Thoughts: Felix Diaz won an Olympic gold medal in Beijing back in 2008. After he turned pro, it was a little hard to see how, to be honest. Diaz really was not impressive from 2009-13, didn’t advance his career much, and looked like one of those guys who did well at the Olympics and seemed to have pro promise, but it didn’t really work out.

In 2014, he got through a fight with Adrian Granados, winning a majority decision. Granados can fight, and it wasn’t a robbery, and that win looks a bit better in retrospect. A dominant win over Tito Bracero came last April, and then Diaz faced Lamont Peterson in October, losing a controversial majority decision in a fight I thought he’d done enough to win, and which was easily his most impressive pro performance.

Diaz, though, feels like a bit of a wild card to me. He could come off of that Peterson fight invigorated and ready to show he’s a contender, and that could be trouble for Vasquez. Or he could come off of it a bit flat, frustrated by a loss that maybe should have been a win, taking his undefeated record from him. It’s also entirely possible that he fights more like he did before the Peterson bout, and that Vasquez just, you know, beats him.

Matchup Grade: B-. Not a bad fight at all, but its quality will largely depend on which Felix Diaz shows up. If he’s as good as he was against Peterson, this is a 50-50 fight. If he’s more like he was before, it’s an edge to Vasquez. This is a proving ground fight for both of them, really.

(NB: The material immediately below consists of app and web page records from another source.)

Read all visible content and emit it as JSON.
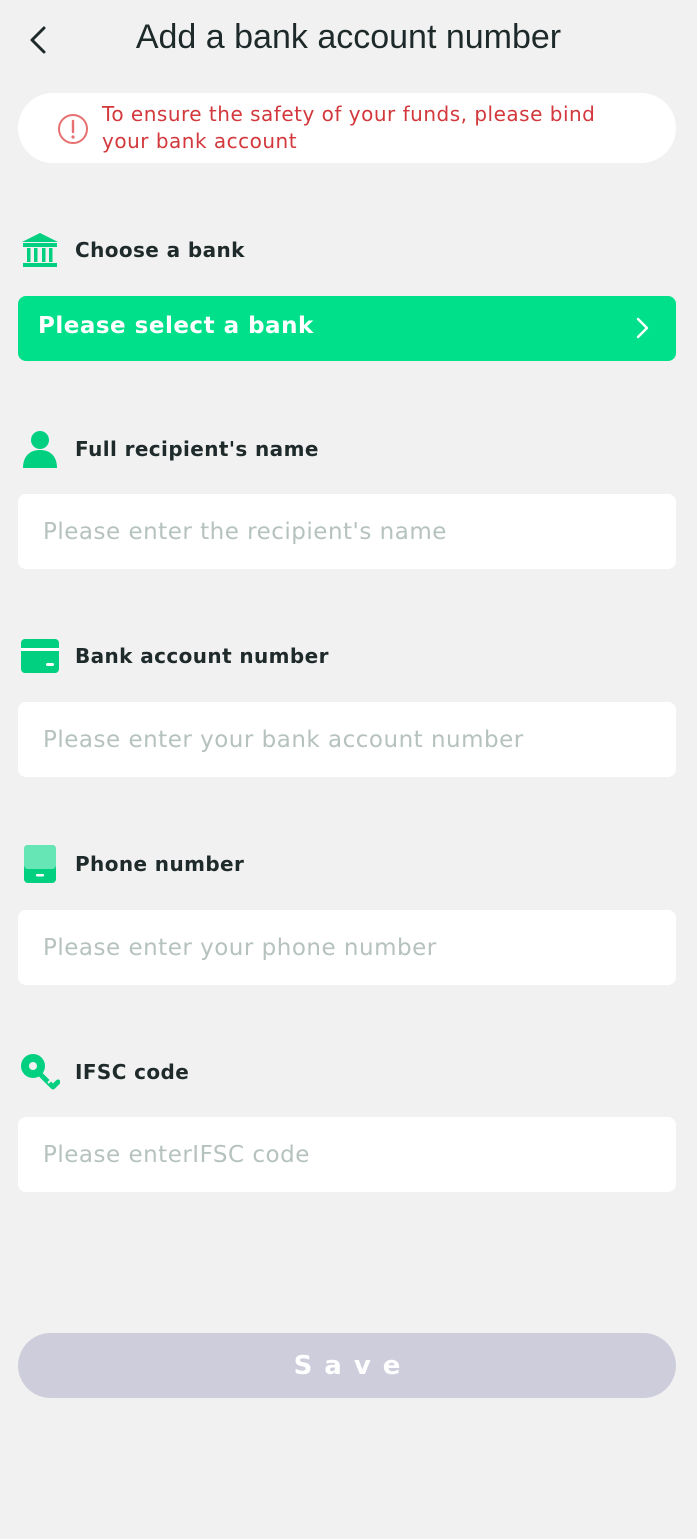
{
  "header": {
    "title": "Add a bank account number",
    "back_icon": "chevron-left-icon"
  },
  "notice": {
    "text": "To ensure the safety of your funds, please bind your bank account",
    "icon": "exclamation-circle-icon"
  },
  "form": {
    "bank": {
      "label": "Choose a bank",
      "icon": "bank-icon",
      "select_text": "Please select a bank"
    },
    "name": {
      "label": "Full recipient's name",
      "icon": "user-icon",
      "placeholder": "Please enter the recipient's name",
      "value": ""
    },
    "account": {
      "label": "Bank account number",
      "icon": "card-icon",
      "placeholder": "Please enter your bank account number",
      "value": ""
    },
    "phone": {
      "label": "Phone number",
      "icon": "phone-icon",
      "placeholder": "Please enter your phone number",
      "value": ""
    },
    "ifsc": {
      "label": "IFSC code",
      "icon": "key-icon",
      "placeholder": "Please enterIFSC code",
      "value": ""
    }
  },
  "save_label": "Save",
  "colors": {
    "accent": "#00e08a",
    "warning": "#d2383c",
    "disabled": "#cecddc"
  }
}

Sign up for the newsletter Sign up for the Bad Left Hook Daily Roundup newsletter!

A daily roundup of all your global boxing news from Bad Left Hook